Kampala, Uganda | THE INDEPENDENT | The Police’s Directorate of Forensic Science – DFS has distributed 330 Scene of Crimes Officers to ease the collection of exhibits at crime scenes.
Andrew Mubiru, the Acting Director DFS said the personnel have been deployed at least in each of the districts in the country. In some crime-prone areas, two or three SOCOs have been deployed.
Mubiru was speaking on Thursday at the commissioning of DFS which has been under construction since 2014.
SOCOs are police personnel who are trained in securing and collecting even the tiniest piece of an exhibit at the crime scene so that it can be used as evidence during the prosecution of suspects.
Mubiru said with now a full-fledged DFS case backlog that has been requiring scientific evidence will reduce.
DFS is an addition to Closed Circuit Television -CCTV National Command Centre where the police force is transforming from an along the way of policing to using modern technology through aiding 24/7 monitoring of crime and ease in investigations.
Criminal Investigations Directorate headed by Grace Akullo, in its reports has been listing delayed forensic reports as one of the major reasons dragging on cases of murder, rape, defilement, poisoning, forgery and corruption.
Out of more than 220,000 cases recorded in 2019, CID only took 34 percent to court because of delayed forensic evidence and the inadequate number of detectives.
Mubiru said cases of gun violence and explosion will no longer be difficult to investigate after the commissioning of DFS.

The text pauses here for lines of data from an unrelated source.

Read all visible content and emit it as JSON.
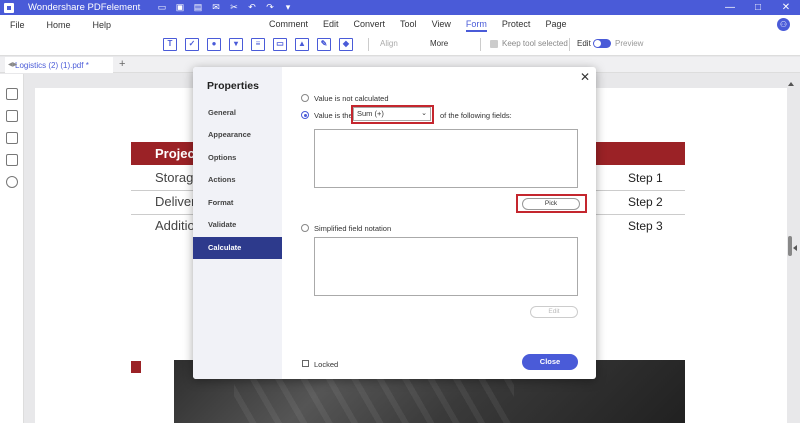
{
  "app": {
    "title": "Wondershare PDFelement",
    "window_controls": [
      "—",
      "□",
      "✕"
    ]
  },
  "menu": {
    "left": [
      "File",
      "Home",
      "Help"
    ],
    "main": [
      "Comment",
      "Edit",
      "Convert",
      "Tool",
      "View",
      "Form",
      "Protect",
      "Page"
    ],
    "active": "Form"
  },
  "toolbar": {
    "align_label": "Align",
    "more_label": "More",
    "keep_tool_label": "Keep tool selected",
    "edit_label": "Edit",
    "preview_label": "Preview"
  },
  "tab": {
    "label": "Logistics (2) (1).pdf *",
    "add": "+"
  },
  "document": {
    "header_text": "Project",
    "rows": [
      "Storage",
      "Delivery",
      "Additio"
    ],
    "steps": [
      "Step 1",
      "Step 2",
      "Step 3"
    ]
  },
  "dialog": {
    "title": "Properties",
    "nav": [
      "General",
      "Appearance",
      "Options",
      "Actions",
      "Format",
      "Validate",
      "Calculate"
    ],
    "active_nav": "Calculate",
    "option_not_calculated": "Value is not calculated",
    "option_value_is": "Value is the",
    "select_value": "Sum (+)",
    "following_fields": "of the following fields:",
    "pick_button": "Pick",
    "option_simplified": "Simplified field notation",
    "edit_button": "Edit",
    "locked_label": "Locked",
    "close_button": "Close",
    "close_icon": "✕"
  },
  "colors": {
    "accent": "#4a5bd8",
    "nav_active": "#2d3a8c",
    "highlight": "#c4262e",
    "doc_red": "#9b2226"
  }
}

Gun investigations have been dragging on for years. Most of the prominent persons killed using guns since 2014 have had their cases dismissed or suspects acquitted for lack of evidence.
In some gun cases such as the murder of State Prosecutor, Joan Kagezi and Arua Municipality MP Ibrahim Abriga and many others, the police have failed to arrest the suspects despite picking cartridges at crime scenes.
Mubiru informed Principal Judge, Dr Flavian Zeija, who was the chief guest accompanied by deputy IGP Maj Gen Paul Lokech that with DFS gun cases shall be easy to investigate since data of all firearms in hands of police, individuals and Private Security Organizations is now readily available.
At least 57,000 guns have been documented in the last one year save those held by military agencies.